Walsh backs surcharge for affordable housing
Will fund open space, historic preservation
Last week, Mayor Martin Walsh announced his support for a ballot measure that would raise revenue specifically for affordable housing, parks and historic preservation. If the Community Preservation Act makes it onto the November ballot and wins voter support, it will generate this funding in part through a 1 percent surcharge added onto property tax bills.
“[The CPA] is an important tool and step to create a more affordable and sustainable future,” Walsh said during an afternoon news conference on City Hall Plaza last Wednesday. He called housing costs one of the city’s greatest challenges, adding, “We have to use every available tool and resource we have to continue to build more housing.”
To date, 160 municipalities across the state — including Cambridge and Somerville — currently utilize the CPA. Had Boston joined them, this year the city would have raised $16.5 million in additional revenue and triggered millions more in matching state funds, Walsh said.
This is not the first time the act has come under consideration. In 2001, Boston voters shot down an earlier version that would have implemented a 2 percent surcharge. City Councilor Michael Flaherty, who sponsored that original bill, has brought it forth again, joined now by Councilor Andrea Campbell. Council President Michelle Wu also has declared support.
Flaherty expressed hopes that this time, the CPA will have the backing it needs.
“It lacked one thing back in 2001, which was full mayoral support,” he said.
Walsh said, if voter-approved, the CPA could arrive at a critical time. With many development projects in the pipeline, implementing this surcharge “is the best opportunity we have right now to get in there and maximize housing,” he said.
Currently, there are approximately 5,000 low-income seniors spending more than half their income on rent in Boston, noted Sheila Dillon, chief of housing and director of the Department of Neighborhood Development. At times, these seniors choose between paying for housing, medicine or food, she said. And the problem is unlikely to abate without strong action: Dillon said she expects an increase of 10,000 low-income residents by 2030.
Kathy Kottaridis, executive director of Historic Boston Incorporated, said the three areas supported by the CPA complement each other in strengthening neighborhoods. For instance, some of HBI’s projects have involved rehabilitating historic properties to be used for housing and urban farming. And HBI often encounters gaps between needed funds and what can be raised from traditional sources, she told the Banner, making CPA funding a significant potential resource.
How it works
Funds raised by the CPA go straight to key causes, but are not locked in to specific initiatives. This gives officials flexibility in the methods they use to try to achieve the goals. For instance, money designated for affordable housing could go toward subsidizing affordable housing development, homeownership programs and/or other efforts, as officials see fit.

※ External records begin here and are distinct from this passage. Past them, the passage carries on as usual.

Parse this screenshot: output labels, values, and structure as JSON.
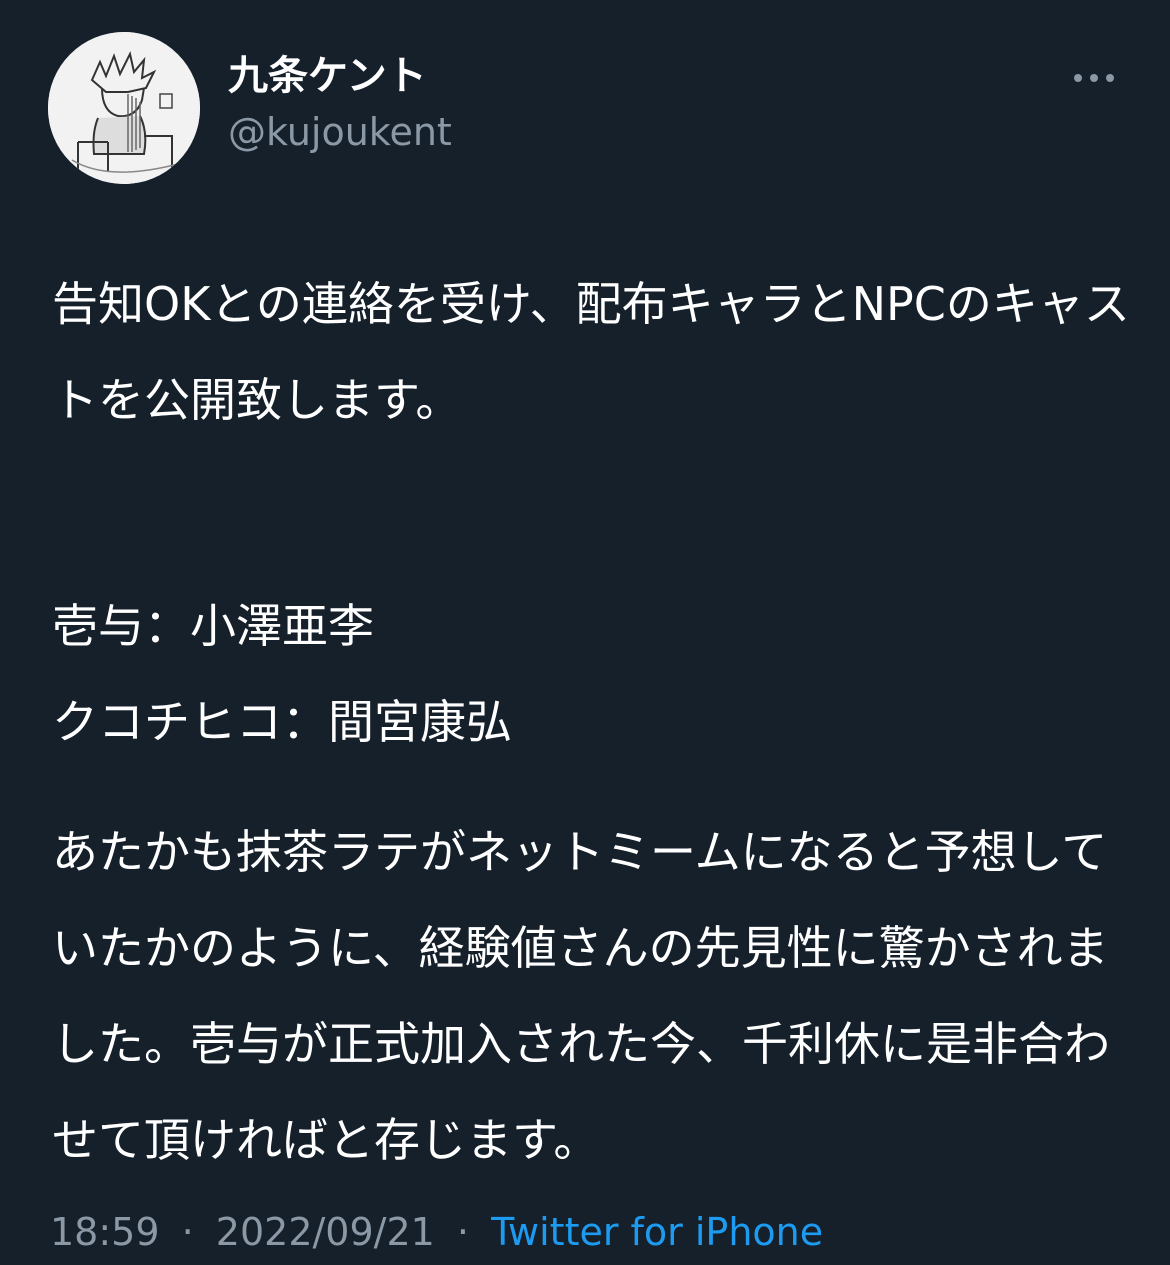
{
  "author": {
    "display_name": "九条ケント",
    "handle": "@kujoukent"
  },
  "tweet": {
    "paragraph_1": "告知OKとの連絡を受け、配布キャラとNPCのキャストを公開致します。",
    "paragraph_2_line_1": "壱与：小澤亜李",
    "paragraph_2_line_2": "クコチヒコ：間宮康弘",
    "paragraph_3": "あたかも抹茶ラテがネットミームになると予想していたかのように、経験値さんの先見性に驚かされました。壱与が正式加入された今、千利休に是非合わせて頂ければと存じます。"
  },
  "meta": {
    "time": "18:59",
    "date": "2022/09/21",
    "separator": "·",
    "source": "Twitter for iPhone"
  },
  "icons": {
    "more": "more-horizontal-icon",
    "avatar": "sketch-avatar"
  },
  "colors": {
    "background": "#15202b",
    "text": "#ffffff",
    "secondary": "#8b98a5",
    "link": "#1d9bf0"
  }
}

Each of the three areas — historic preservation, parks and affordable housing — would receive at least ten percent of the CPA-generated funds. A to-be-created Community Preservation Committee with five to nine members would make recommendations to the City Council on how to distribute the rest.
In past years, in cities that have adopted the CPA, the state has matched CPA funds at a level of 23 to 50 percent. Special appropriations by the state legislature and a surcharge placed on deed transfer transaction fees are responsible for generating the state’s contributions. But this surcharge is applied to anyone making a transaction at the Registry of Deeds, regardless of whether her or his municipality participates in CPA. If Boston takes up the CPA, it will start tapping into the fund its residents have been helping supply.

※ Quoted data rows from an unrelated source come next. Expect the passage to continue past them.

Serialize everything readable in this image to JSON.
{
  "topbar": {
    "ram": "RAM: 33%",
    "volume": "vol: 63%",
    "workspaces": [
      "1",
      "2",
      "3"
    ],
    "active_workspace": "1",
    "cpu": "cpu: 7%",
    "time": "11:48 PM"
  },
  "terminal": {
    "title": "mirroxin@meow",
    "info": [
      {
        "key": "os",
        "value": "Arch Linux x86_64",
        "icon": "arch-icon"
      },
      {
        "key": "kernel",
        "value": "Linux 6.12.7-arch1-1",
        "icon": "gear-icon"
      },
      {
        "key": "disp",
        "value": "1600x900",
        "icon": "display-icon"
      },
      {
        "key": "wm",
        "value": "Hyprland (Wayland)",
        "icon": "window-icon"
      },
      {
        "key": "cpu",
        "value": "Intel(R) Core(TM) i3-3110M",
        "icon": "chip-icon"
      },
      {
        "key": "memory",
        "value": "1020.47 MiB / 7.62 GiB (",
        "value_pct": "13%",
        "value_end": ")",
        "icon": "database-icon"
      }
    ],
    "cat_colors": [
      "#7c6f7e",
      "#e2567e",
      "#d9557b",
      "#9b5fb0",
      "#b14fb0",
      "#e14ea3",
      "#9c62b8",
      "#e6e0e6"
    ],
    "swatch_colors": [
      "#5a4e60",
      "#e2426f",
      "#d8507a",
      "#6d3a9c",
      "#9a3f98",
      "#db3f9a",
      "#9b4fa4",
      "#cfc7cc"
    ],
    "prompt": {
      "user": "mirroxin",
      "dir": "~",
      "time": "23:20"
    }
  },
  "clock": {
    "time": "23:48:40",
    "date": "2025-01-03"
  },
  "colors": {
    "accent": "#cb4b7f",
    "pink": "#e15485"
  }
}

For the average single-family home, the property tax surcharge translates into paying an extra $28 annually, according to city officials. The first $100,000 of a property’s value is exempt from the surcharge, and there would be exemptions for senior and low-income homeowners, Walsh said.
In the past, some have expressed fears that any additional property costs will burden businesses. Already, commercial property is taxed at a more than twice the rate of residential property, and the surcharge would rely more heavily on them.

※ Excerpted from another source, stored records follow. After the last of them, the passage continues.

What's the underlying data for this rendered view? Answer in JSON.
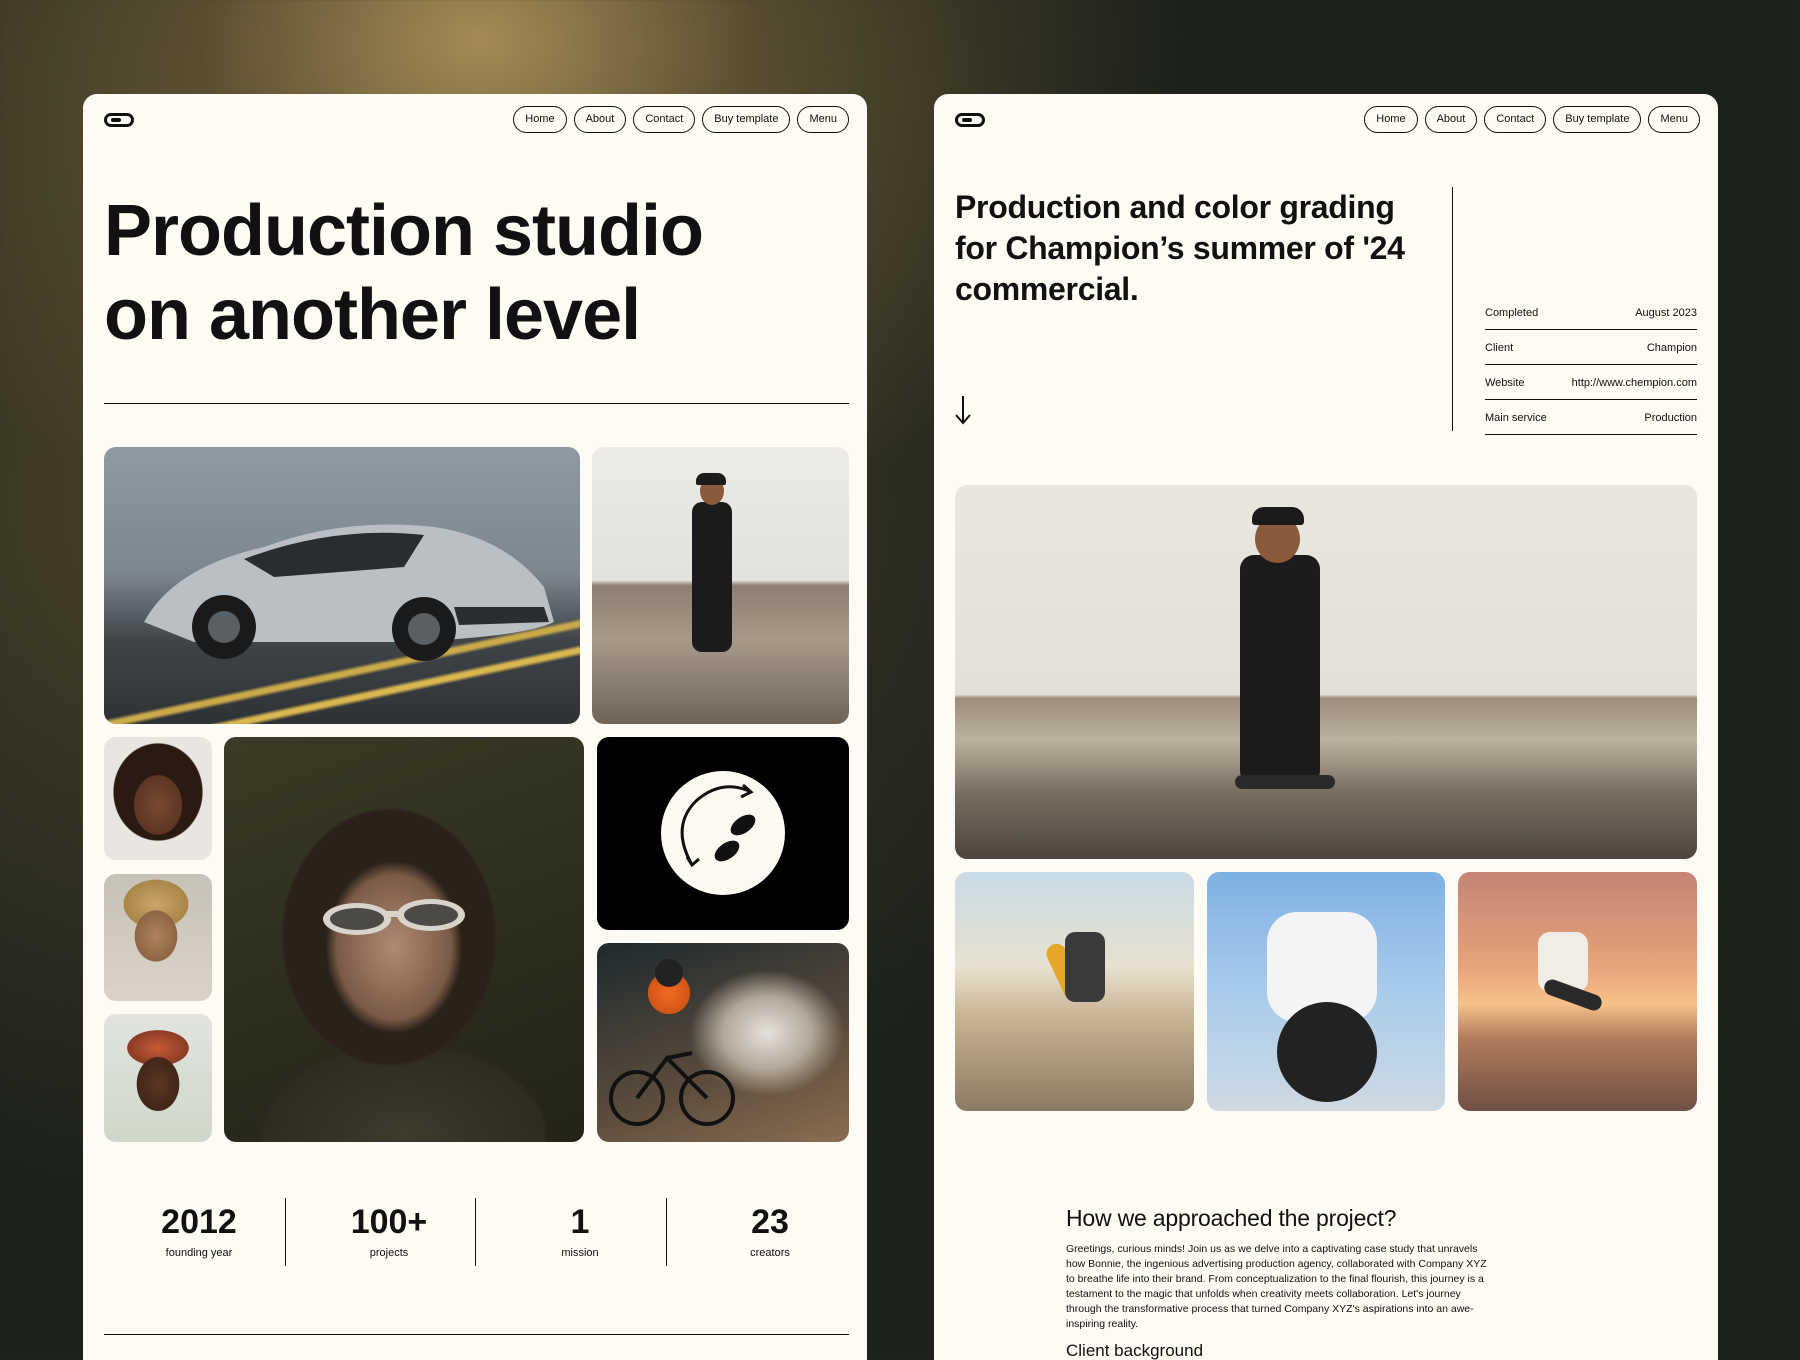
{
  "nav": {
    "links": [
      "Home",
      "About",
      "Contact",
      "Buy template",
      "Menu"
    ]
  },
  "home": {
    "hero_title_line1": "Production studio",
    "hero_title_line2": "on another level",
    "stats": [
      {
        "value": "2012",
        "label": "founding year"
      },
      {
        "value": "100+",
        "label": "projects"
      },
      {
        "value": "1",
        "label": "mission"
      },
      {
        "value": "23",
        "label": "creators"
      }
    ]
  },
  "project": {
    "title": "Production and color grading for Champion’s summer of '24 commercial.",
    "meta": [
      {
        "label": "Completed",
        "value": "August 2023"
      },
      {
        "label": "Client",
        "value": "Champion"
      },
      {
        "label": "Website",
        "value": "http://www.chempion.com"
      },
      {
        "label": "Main service",
        "value": "Production"
      }
    ],
    "section_heading": "How we approached the project?",
    "section_body": "Greetings, curious minds! Join us as we delve into a captivating case study that unravels how Bonnie, the ingenious advertising production agency, collaborated with Company XYZ to breathe life into their brand. From conceptualization to the final flourish, this journey is a testament to the magic that unfolds when creativity meets collaboration. Let's journey through the transformative process that turned Company XYZ's aspirations into an awe-inspiring reality.",
    "section_subheading": "Client background"
  },
  "colors": {
    "page_bg": "#fdfbf4",
    "ink": "#111111",
    "backdrop": "#1c211b"
  }
}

“The majority of new revenue would come from commercial properties,” states a city press release. Walsh administration officials did not have information available on average surcharges for commercial properties.
However, Walsh argued that an increase in affordable housing is also a benefit to businesses. It would make it easier for employees to stay in the city, and thus for companies to fill positions. The news conference also brought out several supporters from the business community, including Boris Kuritnik, real estate agent with Jamaica Plain’s Greenville Group.
He told the Banner that the CPA funding helps retain communities and promote the “historical feel and natural aspect of the city,” — elements he says make Boston attractive to live in and draw people to the city.
Real estate reliance
During his recent budget proposal announcement, Walsh lamented Boston’s reliance on property tax, complicated by the restrictions Proposition 2 ½ places on how much property value can be tapped. With the addition of the CPA, the city turns again to real estate for revenue.